Kate Lawlor, chief executive of Bruntwood SciTech since 2021, said the GMPF deal is “one of the most significant transactions this year” despite a “challenging time” for UK real estate.
“This deal is about three organisations aligned in both their visions and commitment to investing for the long-term,” Lawlor said.
“The investment from GMPF demonstrates the strong impact and proposition Bruntwood SciTech has developed, and we are excited to bring in a like-minded third-party investor to support the key priority sectors for the UK in our mission to expand the portfolio further.”
Lawlor will remain in post within the new structure.
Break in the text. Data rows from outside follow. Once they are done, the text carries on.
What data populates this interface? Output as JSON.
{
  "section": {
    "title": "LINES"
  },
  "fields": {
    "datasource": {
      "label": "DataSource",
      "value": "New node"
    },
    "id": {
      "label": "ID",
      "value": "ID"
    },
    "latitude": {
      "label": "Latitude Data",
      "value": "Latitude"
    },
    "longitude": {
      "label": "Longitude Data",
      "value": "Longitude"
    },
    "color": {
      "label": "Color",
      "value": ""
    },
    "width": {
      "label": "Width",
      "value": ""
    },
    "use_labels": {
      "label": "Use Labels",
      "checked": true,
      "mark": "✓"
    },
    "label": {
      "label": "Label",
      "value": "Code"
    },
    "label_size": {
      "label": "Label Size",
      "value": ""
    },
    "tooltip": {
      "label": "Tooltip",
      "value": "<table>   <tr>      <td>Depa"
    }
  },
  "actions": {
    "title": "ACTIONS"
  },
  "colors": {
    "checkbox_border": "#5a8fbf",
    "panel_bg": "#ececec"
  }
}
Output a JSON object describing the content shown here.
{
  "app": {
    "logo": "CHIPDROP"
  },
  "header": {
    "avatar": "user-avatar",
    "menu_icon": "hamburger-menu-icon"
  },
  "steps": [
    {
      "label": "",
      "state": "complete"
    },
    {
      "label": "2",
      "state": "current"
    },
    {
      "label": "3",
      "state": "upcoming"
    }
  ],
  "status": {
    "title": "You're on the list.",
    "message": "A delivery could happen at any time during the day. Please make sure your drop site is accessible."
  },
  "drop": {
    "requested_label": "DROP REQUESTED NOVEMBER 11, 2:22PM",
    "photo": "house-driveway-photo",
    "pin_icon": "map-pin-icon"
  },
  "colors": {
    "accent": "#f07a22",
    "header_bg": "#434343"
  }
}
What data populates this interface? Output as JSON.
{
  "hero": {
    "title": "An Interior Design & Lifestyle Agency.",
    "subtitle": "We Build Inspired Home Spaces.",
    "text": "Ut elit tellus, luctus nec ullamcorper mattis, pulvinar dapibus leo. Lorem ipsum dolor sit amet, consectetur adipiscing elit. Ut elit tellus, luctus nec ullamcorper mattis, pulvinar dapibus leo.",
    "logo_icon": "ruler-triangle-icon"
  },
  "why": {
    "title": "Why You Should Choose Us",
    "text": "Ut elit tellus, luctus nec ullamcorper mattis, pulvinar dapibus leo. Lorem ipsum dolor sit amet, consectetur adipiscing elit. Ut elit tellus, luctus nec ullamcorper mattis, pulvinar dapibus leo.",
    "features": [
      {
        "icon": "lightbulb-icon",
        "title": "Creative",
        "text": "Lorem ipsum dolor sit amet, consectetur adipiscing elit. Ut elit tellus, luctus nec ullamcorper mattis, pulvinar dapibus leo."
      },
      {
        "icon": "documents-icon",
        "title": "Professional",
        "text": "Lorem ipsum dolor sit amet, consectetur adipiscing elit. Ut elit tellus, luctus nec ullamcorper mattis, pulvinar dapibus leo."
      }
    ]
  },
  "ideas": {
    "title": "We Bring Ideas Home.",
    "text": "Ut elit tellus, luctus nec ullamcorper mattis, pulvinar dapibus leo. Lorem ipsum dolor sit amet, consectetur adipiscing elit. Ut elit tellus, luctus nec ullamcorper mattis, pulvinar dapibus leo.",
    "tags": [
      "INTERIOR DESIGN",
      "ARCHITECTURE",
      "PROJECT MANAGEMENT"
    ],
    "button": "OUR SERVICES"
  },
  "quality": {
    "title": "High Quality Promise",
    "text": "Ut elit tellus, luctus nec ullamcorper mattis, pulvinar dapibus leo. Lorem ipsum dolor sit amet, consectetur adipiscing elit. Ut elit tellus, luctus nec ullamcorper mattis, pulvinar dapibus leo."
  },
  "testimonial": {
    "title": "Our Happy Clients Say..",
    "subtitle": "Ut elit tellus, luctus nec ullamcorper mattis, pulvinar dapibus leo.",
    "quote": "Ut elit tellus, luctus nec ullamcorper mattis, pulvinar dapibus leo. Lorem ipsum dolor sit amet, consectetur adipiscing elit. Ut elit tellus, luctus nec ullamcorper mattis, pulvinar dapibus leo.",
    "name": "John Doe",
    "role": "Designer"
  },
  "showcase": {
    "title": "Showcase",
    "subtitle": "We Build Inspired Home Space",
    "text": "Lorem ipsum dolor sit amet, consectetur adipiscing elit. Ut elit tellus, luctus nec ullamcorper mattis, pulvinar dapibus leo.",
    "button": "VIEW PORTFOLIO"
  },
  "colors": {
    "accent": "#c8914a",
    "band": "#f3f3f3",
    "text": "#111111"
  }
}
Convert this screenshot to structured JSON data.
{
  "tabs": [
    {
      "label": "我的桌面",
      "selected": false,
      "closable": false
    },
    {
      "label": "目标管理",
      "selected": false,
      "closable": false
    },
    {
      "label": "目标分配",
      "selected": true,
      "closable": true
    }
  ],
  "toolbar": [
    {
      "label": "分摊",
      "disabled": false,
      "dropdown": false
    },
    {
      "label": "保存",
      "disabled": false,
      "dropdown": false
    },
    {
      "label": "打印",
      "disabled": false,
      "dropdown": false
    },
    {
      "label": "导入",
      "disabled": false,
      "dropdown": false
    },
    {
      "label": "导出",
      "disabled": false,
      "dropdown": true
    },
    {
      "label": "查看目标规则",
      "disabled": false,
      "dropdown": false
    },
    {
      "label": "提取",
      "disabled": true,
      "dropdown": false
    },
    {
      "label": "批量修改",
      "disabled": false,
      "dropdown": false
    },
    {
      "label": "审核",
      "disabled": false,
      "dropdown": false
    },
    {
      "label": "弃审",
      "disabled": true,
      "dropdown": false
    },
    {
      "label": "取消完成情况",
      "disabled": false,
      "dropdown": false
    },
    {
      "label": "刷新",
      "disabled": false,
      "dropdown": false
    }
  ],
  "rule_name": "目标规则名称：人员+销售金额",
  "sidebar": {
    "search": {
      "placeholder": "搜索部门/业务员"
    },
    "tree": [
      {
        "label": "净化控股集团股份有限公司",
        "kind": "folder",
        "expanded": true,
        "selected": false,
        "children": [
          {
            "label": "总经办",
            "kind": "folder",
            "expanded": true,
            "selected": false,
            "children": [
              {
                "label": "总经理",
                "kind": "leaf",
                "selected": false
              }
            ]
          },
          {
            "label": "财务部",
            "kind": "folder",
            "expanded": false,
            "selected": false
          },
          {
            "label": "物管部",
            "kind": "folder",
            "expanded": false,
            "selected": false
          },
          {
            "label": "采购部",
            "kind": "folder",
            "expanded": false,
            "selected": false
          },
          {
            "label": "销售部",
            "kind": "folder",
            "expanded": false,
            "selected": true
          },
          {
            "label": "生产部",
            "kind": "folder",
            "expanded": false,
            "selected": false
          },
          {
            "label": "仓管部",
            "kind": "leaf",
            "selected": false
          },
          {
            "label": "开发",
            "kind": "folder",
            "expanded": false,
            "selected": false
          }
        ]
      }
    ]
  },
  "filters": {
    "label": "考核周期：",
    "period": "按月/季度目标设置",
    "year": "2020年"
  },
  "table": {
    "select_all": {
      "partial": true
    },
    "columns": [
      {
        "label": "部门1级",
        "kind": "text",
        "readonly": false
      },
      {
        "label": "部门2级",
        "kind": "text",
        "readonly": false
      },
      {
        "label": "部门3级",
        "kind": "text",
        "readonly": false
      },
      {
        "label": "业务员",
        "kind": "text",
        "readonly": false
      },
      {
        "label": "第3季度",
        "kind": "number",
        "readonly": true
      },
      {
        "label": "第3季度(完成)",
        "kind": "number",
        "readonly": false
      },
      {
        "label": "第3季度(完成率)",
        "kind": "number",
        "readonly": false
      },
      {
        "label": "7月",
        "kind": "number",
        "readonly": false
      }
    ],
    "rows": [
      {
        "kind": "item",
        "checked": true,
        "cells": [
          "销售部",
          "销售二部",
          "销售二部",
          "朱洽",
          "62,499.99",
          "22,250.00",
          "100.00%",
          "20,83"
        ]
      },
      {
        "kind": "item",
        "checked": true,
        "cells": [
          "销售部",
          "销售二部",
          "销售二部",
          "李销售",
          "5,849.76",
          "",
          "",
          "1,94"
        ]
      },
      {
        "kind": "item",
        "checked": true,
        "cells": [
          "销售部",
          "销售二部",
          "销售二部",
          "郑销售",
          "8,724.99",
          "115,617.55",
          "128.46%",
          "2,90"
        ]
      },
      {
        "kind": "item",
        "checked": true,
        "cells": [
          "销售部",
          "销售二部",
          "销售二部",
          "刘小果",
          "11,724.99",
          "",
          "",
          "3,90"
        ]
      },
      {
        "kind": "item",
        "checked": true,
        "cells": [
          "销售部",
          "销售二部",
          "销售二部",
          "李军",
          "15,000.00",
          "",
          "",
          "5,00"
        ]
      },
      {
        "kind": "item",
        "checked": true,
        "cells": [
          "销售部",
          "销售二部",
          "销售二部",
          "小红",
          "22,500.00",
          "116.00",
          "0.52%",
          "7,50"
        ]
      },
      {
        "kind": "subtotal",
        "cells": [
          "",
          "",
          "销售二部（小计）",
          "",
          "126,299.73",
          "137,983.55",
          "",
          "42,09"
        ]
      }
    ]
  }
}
Ciara Keeling, former chief executive of Bruntwood Works, has joined SciTech as chief operating officer.
The Works brand will be gradually wound up following the transfer of its assets to SciTech, resulting in what Bruntwood called a “small number” of job losses – less than 5% of the total headcount.
Digging into GMPF
Valued at £28bn, the Greater Manchester Pension Fund is the largest of 86 funds that make up the Local Government Pension Scheme in England and Wales.
Its investment in Bruntwood SciTech is the first time a local government pension scheme has made a direct and active investment into a UK’s science, tech, and innovation specialist property platform, according to the JV.
“We have long admired Bruntwood SciTech and seen its impact on our doorstep in Manchester,” said Cllr Gerald Cooney, chair of the GMPF.
“We’re investing from society for society by deploying our capital to benefit the UK’s regional economies for the long-term. We’re excited about how we can now help to bring forward Bruntwood SciTech’s pipeline of transformational, world-class developments.”
Through its new structure, Bruntwood SciTech has “enabled other UK local authority pension funds to co-invest efficiently and on an asset-by-asset basis”, according to the JV.
This means that other would-be investors wouldn’t have to go through the lengthy process GMPF endured if they wanted to invest in SciTech.
Discussions are already underway with a number of other major local authority-linked funds for additional capital investment, Bruntwood said.
Bruntwood and Legal & General were advised on the GMPF deal by Eastdil and GMPF by CBRE.
Colin Thomasson, head of capital markets at CBRE Manchester, said: “This represents a landmark, strategically significant transaction for our client, The Greater Manchester Pension Fund which will position Bruntwood SciTech to capitalise on the significant growth opportunities available to the platform and boost domestic innovation capacity.
“We are confident that this will be the start of a positive partnership for all parties, enabling Bruntwood SciTech to fulfil its growth strategy and help deliver on the strategic objectives of the company and the Fund.”
Legal and property advisors were Freshfields, Addleshaw Goddard, Eversheds, Mills & Reeve, JLL, Deloitte, Greenberg Traurig (GT Law), Grant Thornton and PWC.